EXERCISE INPUT.
──────

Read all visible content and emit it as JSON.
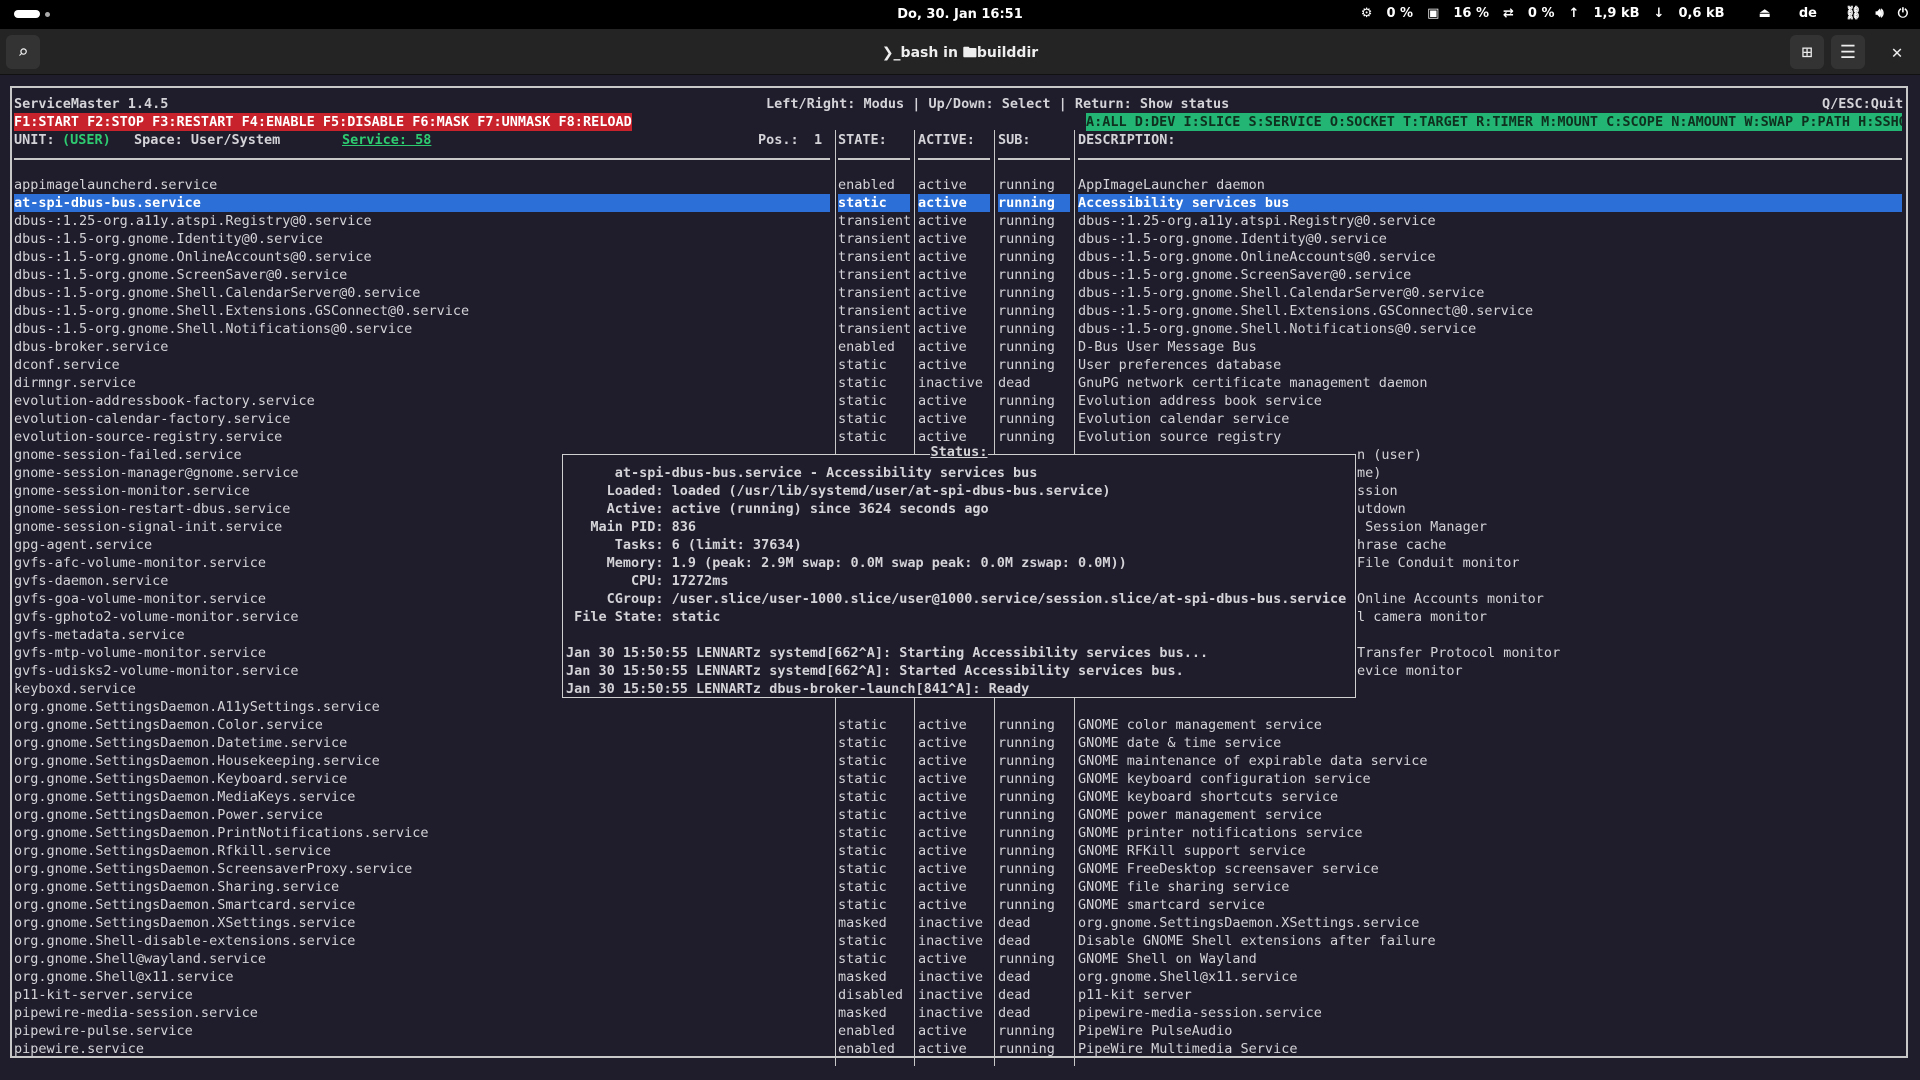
{
  "topbar": {
    "clock": "Do, 30. Jan 16:51",
    "cpu": "0 %",
    "mem": "16 %",
    "swap": "0 %",
    "net_up": "1,9 kB",
    "net_down": "0,6 kB",
    "lang": "de"
  },
  "header": {
    "title": "❯_bash in 🖿builddir",
    "icons": [
      "search-icon",
      "new-tab-icon",
      "menu-icon",
      "close-icon"
    ]
  },
  "app": {
    "name": "ServiceMaster 1.4.5",
    "help": "Left/Right: Modus | Up/Down: Select | Return: Show status",
    "quit": "Q/ESC:Quit",
    "fkeys": "F1:START F2:STOP F3:RESTART F4:ENABLE F5:DISABLE F6:MASK F7:UNMASK F8:RELOAD",
    "filters": "A:ALL D:DEV I:SLICE S:SERVICE O:SOCKET T:TARGET R:TIMER M:MOUNT C:SCOPE N:AMOUNT W:SWAP P:PATH H:SSHOT",
    "unit_label": "UNIT:",
    "unit_value": "(USER)",
    "space": "Space: User/System",
    "service_count": "Service: 58",
    "pos_label": "Pos.:",
    "pos_value": "1",
    "headers": {
      "state": "STATE:",
      "active": "ACTIVE:",
      "sub": "SUB:",
      "desc": "DESCRIPTION:"
    },
    "colors": {
      "fkeys_bg": "#c8232c",
      "filters_bg": "#22b573",
      "selected_bg": "#2c6fd6"
    }
  },
  "rows": [
    [
      "appimagelauncherd.service",
      "enabled",
      "active",
      "running",
      "AppImageLauncher daemon"
    ],
    [
      "at-spi-dbus-bus.service",
      "static",
      "active",
      "running",
      "Accessibility services bus"
    ],
    [
      "dbus-:1.25-org.a11y.atspi.Registry@0.service",
      "transient",
      "active",
      "running",
      "dbus-:1.25-org.a11y.atspi.Registry@0.service"
    ],
    [
      "dbus-:1.5-org.gnome.Identity@0.service",
      "transient",
      "active",
      "running",
      "dbus-:1.5-org.gnome.Identity@0.service"
    ],
    [
      "dbus-:1.5-org.gnome.OnlineAccounts@0.service",
      "transient",
      "active",
      "running",
      "dbus-:1.5-org.gnome.OnlineAccounts@0.service"
    ],
    [
      "dbus-:1.5-org.gnome.ScreenSaver@0.service",
      "transient",
      "active",
      "running",
      "dbus-:1.5-org.gnome.ScreenSaver@0.service"
    ],
    [
      "dbus-:1.5-org.gnome.Shell.CalendarServer@0.service",
      "transient",
      "active",
      "running",
      "dbus-:1.5-org.gnome.Shell.CalendarServer@0.service"
    ],
    [
      "dbus-:1.5-org.gnome.Shell.Extensions.GSConnect@0.service",
      "transient",
      "active",
      "running",
      "dbus-:1.5-org.gnome.Shell.Extensions.GSConnect@0.service"
    ],
    [
      "dbus-:1.5-org.gnome.Shell.Notifications@0.service",
      "transient",
      "active",
      "running",
      "dbus-:1.5-org.gnome.Shell.Notifications@0.service"
    ],
    [
      "dbus-broker.service",
      "enabled",
      "active",
      "running",
      "D-Bus User Message Bus"
    ],
    [
      "dconf.service",
      "static",
      "active",
      "running",
      "User preferences database"
    ],
    [
      "dirmngr.service",
      "static",
      "inactive",
      "dead",
      "GnuPG network certificate management daemon"
    ],
    [
      "evolution-addressbook-factory.service",
      "static",
      "active",
      "running",
      "Evolution address book service"
    ],
    [
      "evolution-calendar-factory.service",
      "static",
      "active",
      "running",
      "Evolution calendar service"
    ],
    [
      "evolution-source-registry.service",
      "static",
      "active",
      "running",
      "Evolution source registry"
    ],
    [
      "gnome-session-failed.service",
      "",
      "",
      "",
      "",
      "n (user)"
    ],
    [
      "gnome-session-manager@gnome.service",
      "",
      "",
      "",
      "",
      "me)"
    ],
    [
      "gnome-session-monitor.service",
      "",
      "",
      "",
      "",
      "ssion"
    ],
    [
      "gnome-session-restart-dbus.service",
      "",
      "",
      "",
      "",
      "utdown"
    ],
    [
      "gnome-session-signal-init.service",
      "",
      "",
      "",
      "",
      " Session Manager"
    ],
    [
      "gpg-agent.service",
      "",
      "",
      "",
      "",
      "hrase cache"
    ],
    [
      "gvfs-afc-volume-monitor.service",
      "",
      "",
      "",
      "",
      "File Conduit monitor"
    ],
    [
      "gvfs-daemon.service",
      "",
      "",
      "",
      "",
      ""
    ],
    [
      "gvfs-goa-volume-monitor.service",
      "",
      "",
      "",
      "",
      "Online Accounts monitor"
    ],
    [
      "gvfs-gphoto2-volume-monitor.service",
      "",
      "",
      "",
      "",
      "l camera monitor"
    ],
    [
      "gvfs-metadata.service",
      "",
      "",
      "",
      "",
      ""
    ],
    [
      "gvfs-mtp-volume-monitor.service",
      "",
      "",
      "",
      "",
      "Transfer Protocol monitor"
    ],
    [
      "gvfs-udisks2-volume-monitor.service",
      "",
      "",
      "",
      "",
      "evice monitor"
    ],
    [
      "keyboxd.service",
      "",
      "",
      "",
      "",
      ""
    ],
    [
      "org.gnome.SettingsDaemon.A11ySettings.service",
      "",
      "",
      "",
      "",
      ""
    ],
    [
      "org.gnome.SettingsDaemon.Color.service",
      "static",
      "active",
      "running",
      "GNOME color management service"
    ],
    [
      "org.gnome.SettingsDaemon.Datetime.service",
      "static",
      "active",
      "running",
      "GNOME date & time service"
    ],
    [
      "org.gnome.SettingsDaemon.Housekeeping.service",
      "static",
      "active",
      "running",
      "GNOME maintenance of expirable data service"
    ],
    [
      "org.gnome.SettingsDaemon.Keyboard.service",
      "static",
      "active",
      "running",
      "GNOME keyboard configuration service"
    ],
    [
      "org.gnome.SettingsDaemon.MediaKeys.service",
      "static",
      "active",
      "running",
      "GNOME keyboard shortcuts service"
    ],
    [
      "org.gnome.SettingsDaemon.Power.service",
      "static",
      "active",
      "running",
      "GNOME power management service"
    ],
    [
      "org.gnome.SettingsDaemon.PrintNotifications.service",
      "static",
      "active",
      "running",
      "GNOME printer notifications service"
    ],
    [
      "org.gnome.SettingsDaemon.Rfkill.service",
      "static",
      "active",
      "running",
      "GNOME RFKill support service"
    ],
    [
      "org.gnome.SettingsDaemon.ScreensaverProxy.service",
      "static",
      "active",
      "running",
      "GNOME FreeDesktop screensaver service"
    ],
    [
      "org.gnome.SettingsDaemon.Sharing.service",
      "static",
      "active",
      "running",
      "GNOME file sharing service"
    ],
    [
      "org.gnome.SettingsDaemon.Smartcard.service",
      "static",
      "active",
      "running",
      "GNOME smartcard service"
    ],
    [
      "org.gnome.SettingsDaemon.XSettings.service",
      "masked",
      "inactive",
      "dead",
      "org.gnome.SettingsDaemon.XSettings.service"
    ],
    [
      "org.gnome.Shell-disable-extensions.service",
      "static",
      "inactive",
      "dead",
      "Disable GNOME Shell extensions after failure"
    ],
    [
      "org.gnome.Shell@wayland.service",
      "static",
      "active",
      "running",
      "GNOME Shell on Wayland"
    ],
    [
      "org.gnome.Shell@x11.service",
      "masked",
      "inactive",
      "dead",
      "org.gnome.Shell@x11.service"
    ],
    [
      "p11-kit-server.service",
      "disabled",
      "inactive",
      "dead",
      "p11-kit server"
    ],
    [
      "pipewire-media-session.service",
      "masked",
      "inactive",
      "dead",
      "pipewire-media-session.service"
    ],
    [
      "pipewire-pulse.service",
      "enabled",
      "active",
      "running",
      "PipeWire PulseAudio"
    ],
    [
      "pipewire.service",
      "enabled",
      "active",
      "running",
      "PipeWire Multimedia Service"
    ]
  ],
  "selected_index": 1,
  "status": {
    "title": "Status:",
    "lines": [
      "      at-spi-dbus-bus.service - Accessibility services bus",
      "     Loaded: loaded (/usr/lib/systemd/user/at-spi-dbus-bus.service)",
      "     Active: active (running) since 3624 seconds ago",
      "   Main PID: 836",
      "      Tasks: 6 (limit: 37634)",
      "     Memory: 1.9 (peak: 2.9M swap: 0.0M swap peak: 0.0M zswap: 0.0M))",
      "        CPU: 17272ms",
      "     CGroup: /user.slice/user-1000.slice/user@1000.service/session.slice/at-spi-dbus-bus.service",
      " File State: static",
      "",
      "Jan 30 15:50:55 LENNARTz systemd[662^A]: Starting Accessibility services bus...",
      "Jan 30 15:50:55 LENNARTz systemd[662^A]: Started Accessibility services bus.",
      "Jan 30 15:50:55 LENNARTz dbus-broker-launch[841^A]: Ready"
    ]
  }
}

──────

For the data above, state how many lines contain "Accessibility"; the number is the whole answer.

4